▸ Records:
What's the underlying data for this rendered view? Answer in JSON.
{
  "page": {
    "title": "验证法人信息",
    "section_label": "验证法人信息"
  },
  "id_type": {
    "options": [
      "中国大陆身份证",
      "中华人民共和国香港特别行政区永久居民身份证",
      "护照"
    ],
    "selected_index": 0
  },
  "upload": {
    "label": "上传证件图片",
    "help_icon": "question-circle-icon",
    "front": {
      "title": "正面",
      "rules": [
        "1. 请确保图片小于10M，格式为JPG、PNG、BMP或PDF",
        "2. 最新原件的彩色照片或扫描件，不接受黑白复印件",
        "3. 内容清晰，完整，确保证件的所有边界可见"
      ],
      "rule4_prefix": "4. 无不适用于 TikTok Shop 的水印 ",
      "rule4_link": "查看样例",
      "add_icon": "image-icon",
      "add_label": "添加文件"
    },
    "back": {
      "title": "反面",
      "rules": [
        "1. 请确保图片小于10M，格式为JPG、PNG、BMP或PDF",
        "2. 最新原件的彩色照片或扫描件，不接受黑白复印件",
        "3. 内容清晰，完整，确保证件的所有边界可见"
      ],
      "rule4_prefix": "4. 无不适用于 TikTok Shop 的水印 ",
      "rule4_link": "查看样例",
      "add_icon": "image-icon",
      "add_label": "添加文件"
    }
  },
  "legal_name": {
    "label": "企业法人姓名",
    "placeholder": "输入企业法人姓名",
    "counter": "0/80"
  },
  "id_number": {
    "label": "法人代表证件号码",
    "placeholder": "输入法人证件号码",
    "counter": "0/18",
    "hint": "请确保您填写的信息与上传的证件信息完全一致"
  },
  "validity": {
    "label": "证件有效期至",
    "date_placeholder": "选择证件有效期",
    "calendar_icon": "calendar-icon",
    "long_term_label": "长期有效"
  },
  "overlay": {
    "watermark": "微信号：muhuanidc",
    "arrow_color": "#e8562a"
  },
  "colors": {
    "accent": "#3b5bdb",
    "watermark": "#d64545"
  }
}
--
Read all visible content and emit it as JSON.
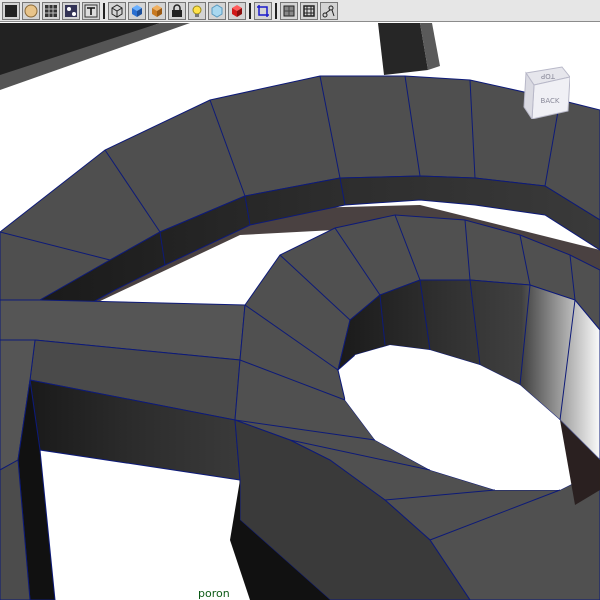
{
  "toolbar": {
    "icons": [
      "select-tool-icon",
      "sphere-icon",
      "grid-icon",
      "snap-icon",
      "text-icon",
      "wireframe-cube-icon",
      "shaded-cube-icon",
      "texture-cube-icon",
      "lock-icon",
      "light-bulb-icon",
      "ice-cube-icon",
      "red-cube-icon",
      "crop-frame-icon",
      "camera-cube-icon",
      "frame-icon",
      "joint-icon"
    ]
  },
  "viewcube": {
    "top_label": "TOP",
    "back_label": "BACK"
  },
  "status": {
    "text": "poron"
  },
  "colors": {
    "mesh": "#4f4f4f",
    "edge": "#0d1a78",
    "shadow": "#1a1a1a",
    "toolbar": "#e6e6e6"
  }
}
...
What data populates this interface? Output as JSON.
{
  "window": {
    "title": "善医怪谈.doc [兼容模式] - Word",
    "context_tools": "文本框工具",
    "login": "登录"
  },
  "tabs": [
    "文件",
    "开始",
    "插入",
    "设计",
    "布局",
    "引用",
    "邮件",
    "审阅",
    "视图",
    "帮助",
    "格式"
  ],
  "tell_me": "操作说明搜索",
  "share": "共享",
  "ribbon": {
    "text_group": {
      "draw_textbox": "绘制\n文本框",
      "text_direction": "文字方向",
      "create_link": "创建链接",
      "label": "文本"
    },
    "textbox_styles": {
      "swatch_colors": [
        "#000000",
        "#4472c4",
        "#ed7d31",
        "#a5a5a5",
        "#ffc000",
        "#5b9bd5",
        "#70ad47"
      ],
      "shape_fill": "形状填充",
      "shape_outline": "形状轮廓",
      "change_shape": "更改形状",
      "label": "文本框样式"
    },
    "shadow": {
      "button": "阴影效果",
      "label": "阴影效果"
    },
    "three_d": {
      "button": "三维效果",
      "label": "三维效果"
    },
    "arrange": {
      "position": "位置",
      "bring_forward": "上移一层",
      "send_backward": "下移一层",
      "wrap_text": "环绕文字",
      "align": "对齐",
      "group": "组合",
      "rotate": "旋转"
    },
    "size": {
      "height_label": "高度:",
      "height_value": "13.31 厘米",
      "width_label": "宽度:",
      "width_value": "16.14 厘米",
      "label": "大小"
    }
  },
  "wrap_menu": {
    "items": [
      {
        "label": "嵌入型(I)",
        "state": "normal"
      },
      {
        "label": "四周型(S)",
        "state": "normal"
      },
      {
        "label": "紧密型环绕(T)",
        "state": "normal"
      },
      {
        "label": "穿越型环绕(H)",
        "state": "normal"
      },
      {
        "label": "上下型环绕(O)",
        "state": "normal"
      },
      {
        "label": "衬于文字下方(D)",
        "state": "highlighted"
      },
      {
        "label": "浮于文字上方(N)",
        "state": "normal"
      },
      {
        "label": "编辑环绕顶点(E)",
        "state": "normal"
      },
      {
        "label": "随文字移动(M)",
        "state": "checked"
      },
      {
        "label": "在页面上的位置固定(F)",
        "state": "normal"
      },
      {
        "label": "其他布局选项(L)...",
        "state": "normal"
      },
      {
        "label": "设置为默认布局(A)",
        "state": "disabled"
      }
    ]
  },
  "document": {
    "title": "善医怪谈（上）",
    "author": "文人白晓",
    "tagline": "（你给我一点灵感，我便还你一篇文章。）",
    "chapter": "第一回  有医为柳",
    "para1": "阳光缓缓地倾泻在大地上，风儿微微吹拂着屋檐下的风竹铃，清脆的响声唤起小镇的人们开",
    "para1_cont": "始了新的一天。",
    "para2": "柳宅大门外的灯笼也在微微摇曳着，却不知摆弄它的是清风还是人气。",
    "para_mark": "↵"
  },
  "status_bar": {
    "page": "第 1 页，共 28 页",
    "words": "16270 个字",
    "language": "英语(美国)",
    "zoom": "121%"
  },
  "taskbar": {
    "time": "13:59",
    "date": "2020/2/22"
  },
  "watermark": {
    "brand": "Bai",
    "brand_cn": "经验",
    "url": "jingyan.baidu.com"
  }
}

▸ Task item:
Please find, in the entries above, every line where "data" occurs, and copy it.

▸ Solution to this problem:
What's the underlying data for this rendered view? Answer in JSON.
What data populates this interface? Output as JSON.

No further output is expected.